Friday, May 12, 2006

Service Is In The Eye of the Customer:

Today I had the distinct pleasure of hearing the most gratifying remarks I could possibly hear as an attorney: "you guys are great, and I am so thankful for your help today." These remarks came from a client that we helped through an emergency situation this afteroon and they were left on my voicemail after the matter was satisfactorily resolved. It made realize why I am in this business and how wonderful it really feels to be able to help clients. The remarks left on my voicemail were actually longer and so enthusiastic that I forwarded the message to several of our team members just so they could hear it. At the same time, three businesspeople who are forming a company together that aims to have a national presence from the start decided, after meeting with us, to ditch their old attorney from Chicago and take the Exemplar plunge, citing that they really felt that they could connect with us on a personal and business level. Exeperiences like these confirm that the business of law is truly about relationships and helping people and businesses. Those who think it is just about where you got your diploma or technical skill have missed the point. The ability to deliver is a minimum requirement, but I believe that servicing the customer by fostering open and long-lasting relationships is the key to success. Time will tell, but so far our customers have been very satisfied. . . a satisfaction that makes me believe everyday in what we have set out to do as a firm.

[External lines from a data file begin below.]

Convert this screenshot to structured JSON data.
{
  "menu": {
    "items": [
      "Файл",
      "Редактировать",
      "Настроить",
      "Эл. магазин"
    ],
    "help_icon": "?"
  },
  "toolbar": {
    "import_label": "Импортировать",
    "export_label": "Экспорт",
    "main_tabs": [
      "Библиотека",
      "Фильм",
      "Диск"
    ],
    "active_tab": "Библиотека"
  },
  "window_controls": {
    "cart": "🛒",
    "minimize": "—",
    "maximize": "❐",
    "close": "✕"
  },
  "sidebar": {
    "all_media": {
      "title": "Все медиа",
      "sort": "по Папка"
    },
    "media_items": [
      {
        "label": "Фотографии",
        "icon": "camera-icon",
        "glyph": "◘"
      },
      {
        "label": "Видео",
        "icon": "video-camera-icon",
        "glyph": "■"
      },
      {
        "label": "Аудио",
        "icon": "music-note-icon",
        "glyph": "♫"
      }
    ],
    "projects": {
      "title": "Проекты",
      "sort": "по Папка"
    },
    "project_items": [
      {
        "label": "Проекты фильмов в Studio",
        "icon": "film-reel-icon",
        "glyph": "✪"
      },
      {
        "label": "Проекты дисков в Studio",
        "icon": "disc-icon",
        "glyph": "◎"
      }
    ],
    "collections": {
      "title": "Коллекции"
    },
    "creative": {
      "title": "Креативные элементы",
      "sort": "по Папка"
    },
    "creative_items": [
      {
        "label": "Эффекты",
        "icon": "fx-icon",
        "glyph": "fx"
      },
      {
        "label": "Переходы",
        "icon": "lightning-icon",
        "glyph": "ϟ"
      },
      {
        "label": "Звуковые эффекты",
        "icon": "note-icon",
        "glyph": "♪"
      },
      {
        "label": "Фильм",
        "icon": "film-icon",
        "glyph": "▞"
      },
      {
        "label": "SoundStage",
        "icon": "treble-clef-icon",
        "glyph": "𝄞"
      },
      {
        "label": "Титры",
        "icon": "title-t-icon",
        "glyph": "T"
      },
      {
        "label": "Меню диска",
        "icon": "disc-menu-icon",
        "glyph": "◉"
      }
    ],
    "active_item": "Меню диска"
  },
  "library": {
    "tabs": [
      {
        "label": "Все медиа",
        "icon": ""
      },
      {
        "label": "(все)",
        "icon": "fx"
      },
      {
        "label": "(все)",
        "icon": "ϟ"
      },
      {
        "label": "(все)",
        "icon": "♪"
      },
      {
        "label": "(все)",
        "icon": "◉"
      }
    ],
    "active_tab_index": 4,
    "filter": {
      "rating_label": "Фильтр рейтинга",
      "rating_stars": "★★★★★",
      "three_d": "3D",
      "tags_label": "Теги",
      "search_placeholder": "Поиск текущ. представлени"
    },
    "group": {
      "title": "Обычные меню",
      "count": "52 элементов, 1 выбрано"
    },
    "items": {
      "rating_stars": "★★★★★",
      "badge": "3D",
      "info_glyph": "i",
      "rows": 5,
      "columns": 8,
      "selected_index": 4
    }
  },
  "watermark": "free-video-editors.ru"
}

Friday, May 05, 2006

More People Seem to '"Get It" Than Ever Before

I have noticed in the past few months (and especially in the past few weeks) that many more of the candidates applying to Exemplar really "get it" and are in a position to take the plunge! Over the past year and a half we have received more than 600 applicants. About half of them were just looking for jobs. We ended up speaking with about 300 of them, half of which were risk tolerant enough to meet for in-person interviews. Only half of those had social skills (that brings us to 75), and only half of those had ambition (37.5). About half of that group had business sense (18.75) and of the rest only half were humble enough to roll up their sleeves and build a firm. We are now 9 and growing about 1 per month and I have noticed a dramatic increase in both the number and percentage of applicants who really "get it!" We had our first Fortune 50 in-house counsel apply to our firm this week and will be flying in to meet with us. From being in-house and knowing how attractive fixed-priced offerings are, he had a unique niche that he believed would do well on a fixed-price model and contacted us. As usual, I will be interviewing about 6-7 people next week to see if there are any leaders among them, but the moral of this story is that visibility has increased and with it comes a higher comfort level that we will be successful. One of the most rewarding life experiences has been speaking with several hundred attorneys and learning about how you view your industy; your dreams; your gripes with the billable hour model; and your interest in a better way of doing business. Most attorneys I know are not happy. The opportunity to build a firm that can be a win for the attorneys by creating a great work environment and at the same time be a win for clients who are endlessly disappointed with law firm service and billable hours is what drives me to get up every day and do what I do. People who think Exemplar is about a pricing model have missed the point. Exemplar is about changing lives. . . one by one. . . until we're all done!